On the Israeli side of the bridge, all facilities were neat and clean, and every guard spoke unaccented English; in fact, many of them were former Americans who had made aliyah, that is had immigrated to Israel. I remember the man who searched my bag with the most meticulous of care, even removing the top of my deodorant to check within, all the while keeping up detailed patter about American baseball. I reflected then, and still feel so now, that the initial impressions of the two countries were exceedingly important, and that Jordan had failed the test of welcome while Israel had passed with flying colors. This impression was hardly in any way surprising; after all, Israel was already a close friend of the US, and was supported almost without reservation at the highest levels of our government, while many in the Arab world were highly suspicious of the American support of Israel, still seen by many as an interloper in a sea of Arabic speaking peoples. Our trip occurred barely 10 years after the 1967 war when Israel had recaptured the western wall of Jerusalem and had begun its near complete domination of its Palestinian neighbors.
But surely the most ironic moment came at the traditional sight of the Sermon on the Mount, on the north shore of Lake Chinnerett, or the Sea of Galilee. The lake is quite beautiful, and we were there on a warm January day. Our guide, whose name I remember as Shmuel, had been a tank commander in the 1967 war between Israel and nearly all of its Arab neighbors. This lovely site is very close to the Golan Heights, on the border with Syria; we could see it clearly from where we were. It was from that place to the east of where we were standing that hundreds of Syrian tanks poured over the ridge and attacked the northern Israeli army. Shmuel described in grim detail his part in that battle, how he was wounded and taken to a field hospital, and then how he refused treatment and headed back to his tank still wearing a hospital gown! His face glowed as he recounted the Israeli victory that day against far more numerous forces.

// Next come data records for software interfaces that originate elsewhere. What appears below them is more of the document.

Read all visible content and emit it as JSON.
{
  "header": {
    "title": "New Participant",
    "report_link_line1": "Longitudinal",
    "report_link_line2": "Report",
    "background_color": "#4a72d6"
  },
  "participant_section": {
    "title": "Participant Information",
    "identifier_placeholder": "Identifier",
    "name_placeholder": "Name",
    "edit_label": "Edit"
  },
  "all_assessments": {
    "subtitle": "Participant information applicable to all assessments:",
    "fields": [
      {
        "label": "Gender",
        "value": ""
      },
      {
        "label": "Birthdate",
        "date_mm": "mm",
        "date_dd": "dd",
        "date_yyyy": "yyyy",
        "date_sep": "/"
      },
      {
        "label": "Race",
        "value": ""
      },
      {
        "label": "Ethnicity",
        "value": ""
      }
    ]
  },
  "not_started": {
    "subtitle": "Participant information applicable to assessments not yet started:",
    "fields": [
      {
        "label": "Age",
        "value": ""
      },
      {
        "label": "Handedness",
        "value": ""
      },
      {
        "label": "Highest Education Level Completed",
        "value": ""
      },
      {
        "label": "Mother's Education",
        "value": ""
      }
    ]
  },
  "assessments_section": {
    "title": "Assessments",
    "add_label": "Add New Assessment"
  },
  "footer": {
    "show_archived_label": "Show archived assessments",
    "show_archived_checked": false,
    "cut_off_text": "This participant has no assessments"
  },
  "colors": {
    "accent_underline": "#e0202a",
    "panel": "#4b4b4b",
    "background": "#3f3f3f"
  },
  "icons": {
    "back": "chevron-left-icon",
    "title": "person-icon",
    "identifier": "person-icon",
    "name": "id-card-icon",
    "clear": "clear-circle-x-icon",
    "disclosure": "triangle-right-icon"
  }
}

We were all rapt in silence by his story; I turned around, and directly behind me saw the large inlaid plaque: “Blessed are the peacemakers, for theirs is the kingdom of heaven.” An absolutely stunning juxtaposition of war and the call for peace from the one we call the Prince of Peace. Tradition affirms that on that very spot these words were spoken by Jesus, and Shmuel’s story made it clear once again that we have yet to learn the lesson Jesus tried to impart. Subsequent trips to Israel have not changed my view that the land of Israel is fraught with bitter and painful ironies too numerous to count. That land is the cradle of three of the world’s great religions, all of which espouse words of justice and peace. Yet, the land is riven by turmoil, oppression of the weak by the powerful, and the evident desires of some to be in control of the many.
I love the land of Israel, as well as I love the glories of Egypt and the wonders of Jordan. I would go again in a minute. However, I fear that any trip I might make would merely reaffirm my sorrows at just how far the peoples of 2017 are from the hopes of the Jews of 3000 years ago, the dreams of the Christians of 2000 years ago, and the expectations of the Muslims of 1400 years ago. We need to pray for the peace of Jerusalem, for in that prayer we fold our hopes for the entire Middle East and its troubled peoples.
(Images from Wikimedia Commons)